# AIM OF THE EXERCISE
Find how many lines of the records hold the string "Series" and reply with only that total.

Element data from apps and pages:
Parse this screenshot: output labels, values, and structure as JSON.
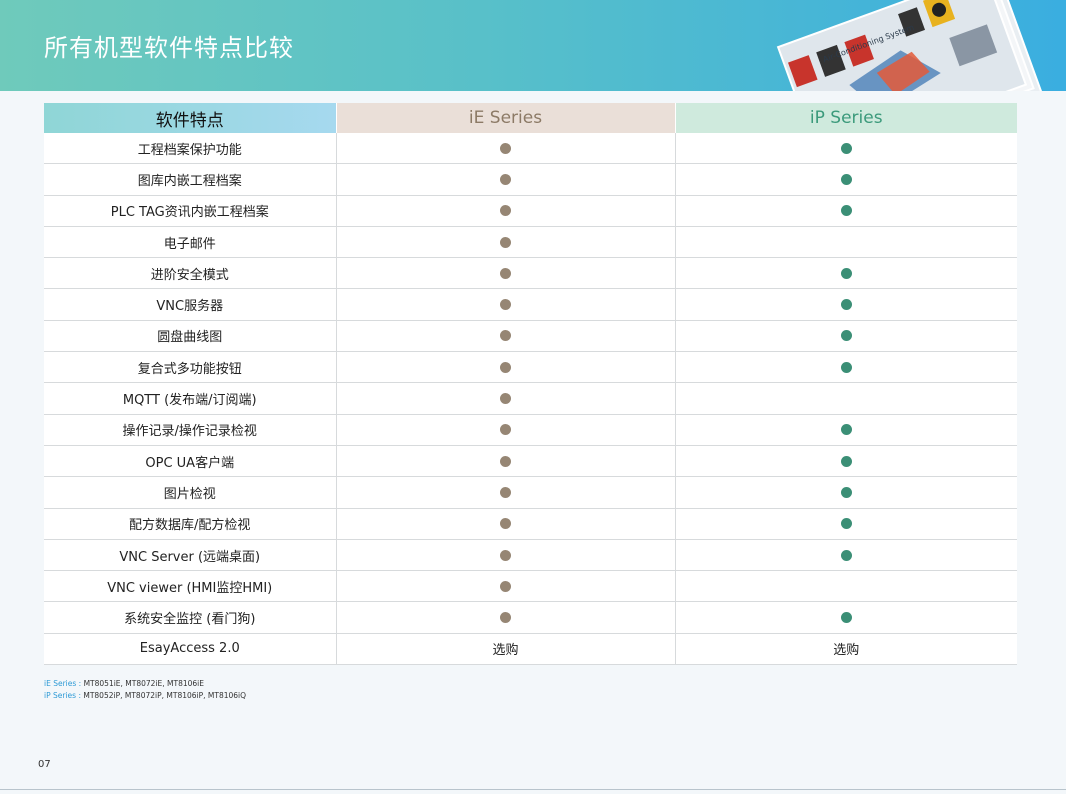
{
  "header": {
    "title": "所有机型软件特点比较",
    "brochure_text": "Air-Conditioning System"
  },
  "table": {
    "headers": [
      "软件特点",
      "iE Series",
      "iP Series"
    ],
    "rows": [
      {
        "feature": "工程档案保护功能",
        "ie": "dot",
        "ip": "dot"
      },
      {
        "feature": "图库内嵌工程档案",
        "ie": "dot",
        "ip": "dot"
      },
      {
        "feature": "PLC TAG资讯内嵌工程档案",
        "ie": "dot",
        "ip": "dot"
      },
      {
        "feature": "电子邮件",
        "ie": "dot",
        "ip": ""
      },
      {
        "feature": "进阶安全模式",
        "ie": "dot",
        "ip": "dot"
      },
      {
        "feature": "VNC服务器",
        "ie": "dot",
        "ip": "dot"
      },
      {
        "feature": "圆盘曲线图",
        "ie": "dot",
        "ip": "dot"
      },
      {
        "feature": "复合式多功能按钮",
        "ie": "dot",
        "ip": "dot"
      },
      {
        "feature": "MQTT (发布端/订阅端)",
        "ie": "dot",
        "ip": ""
      },
      {
        "feature": "操作记录/操作记录检视",
        "ie": "dot",
        "ip": "dot"
      },
      {
        "feature": "OPC UA客户端",
        "ie": "dot",
        "ip": "dot"
      },
      {
        "feature": "图片检视",
        "ie": "dot",
        "ip": "dot"
      },
      {
        "feature": "配方数据库/配方检视",
        "ie": "dot",
        "ip": "dot"
      },
      {
        "feature": "VNC Server (远端桌面)",
        "ie": "dot",
        "ip": "dot"
      },
      {
        "feature": "VNC viewer (HMI监控HMI)",
        "ie": "dot",
        "ip": ""
      },
      {
        "feature": "系统安全监控 (看门狗)",
        "ie": "dot",
        "ip": "dot"
      },
      {
        "feature": "EsayAccess 2.0",
        "ie": "选购",
        "ip": "选购"
      }
    ]
  },
  "notes": {
    "ie_label": "iE Series :",
    "ie_models": "MT8051iE, MT8072iE, MT8106iE",
    "ip_label": "iP Series :",
    "ip_models": "MT8052iP, MT8072iP, MT8106iP, MT8106iQ"
  },
  "page_number": "07",
  "colors": {
    "ie_dot": "#968674",
    "ip_dot": "#3b8f76",
    "header_start": "#6fcabb",
    "header_end": "#3aaee0"
  }
}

# ANSWER FOR THIS EXERCISE
4